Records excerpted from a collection
══════

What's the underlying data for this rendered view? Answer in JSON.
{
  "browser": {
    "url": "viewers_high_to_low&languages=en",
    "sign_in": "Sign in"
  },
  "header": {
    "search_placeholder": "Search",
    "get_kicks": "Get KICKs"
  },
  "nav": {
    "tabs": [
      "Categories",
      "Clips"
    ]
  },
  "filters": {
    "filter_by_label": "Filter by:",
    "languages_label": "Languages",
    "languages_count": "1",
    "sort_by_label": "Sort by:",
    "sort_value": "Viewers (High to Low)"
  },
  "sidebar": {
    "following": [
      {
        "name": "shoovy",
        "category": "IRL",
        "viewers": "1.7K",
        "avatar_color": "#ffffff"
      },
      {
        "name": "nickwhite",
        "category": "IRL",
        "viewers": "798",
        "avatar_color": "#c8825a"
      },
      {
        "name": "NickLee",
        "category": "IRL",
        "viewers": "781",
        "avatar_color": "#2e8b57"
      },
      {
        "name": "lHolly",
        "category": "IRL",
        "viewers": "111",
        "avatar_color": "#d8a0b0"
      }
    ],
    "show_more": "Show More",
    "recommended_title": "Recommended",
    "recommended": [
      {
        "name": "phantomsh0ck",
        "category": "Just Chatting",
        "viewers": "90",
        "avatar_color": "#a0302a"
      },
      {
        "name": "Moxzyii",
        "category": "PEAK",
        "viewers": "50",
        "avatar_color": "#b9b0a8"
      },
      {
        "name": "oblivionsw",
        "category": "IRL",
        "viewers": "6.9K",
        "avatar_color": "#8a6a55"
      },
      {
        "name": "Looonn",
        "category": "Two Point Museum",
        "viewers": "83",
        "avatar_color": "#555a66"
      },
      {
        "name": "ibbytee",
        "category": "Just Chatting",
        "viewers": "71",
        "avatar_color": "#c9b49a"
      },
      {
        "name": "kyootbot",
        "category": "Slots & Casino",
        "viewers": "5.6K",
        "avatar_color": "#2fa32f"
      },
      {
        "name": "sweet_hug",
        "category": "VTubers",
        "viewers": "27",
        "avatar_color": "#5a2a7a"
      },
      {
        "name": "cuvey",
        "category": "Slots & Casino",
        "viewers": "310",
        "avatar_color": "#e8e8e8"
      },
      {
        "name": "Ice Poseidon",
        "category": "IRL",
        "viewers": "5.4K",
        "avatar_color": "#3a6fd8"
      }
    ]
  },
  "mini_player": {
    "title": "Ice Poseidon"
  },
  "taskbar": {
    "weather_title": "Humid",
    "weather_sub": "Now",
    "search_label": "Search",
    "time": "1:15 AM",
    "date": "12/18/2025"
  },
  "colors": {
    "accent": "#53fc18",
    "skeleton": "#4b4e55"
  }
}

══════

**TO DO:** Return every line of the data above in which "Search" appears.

**ANSWER:**
    "search_placeholder": "Search",
    "search_label": "Search",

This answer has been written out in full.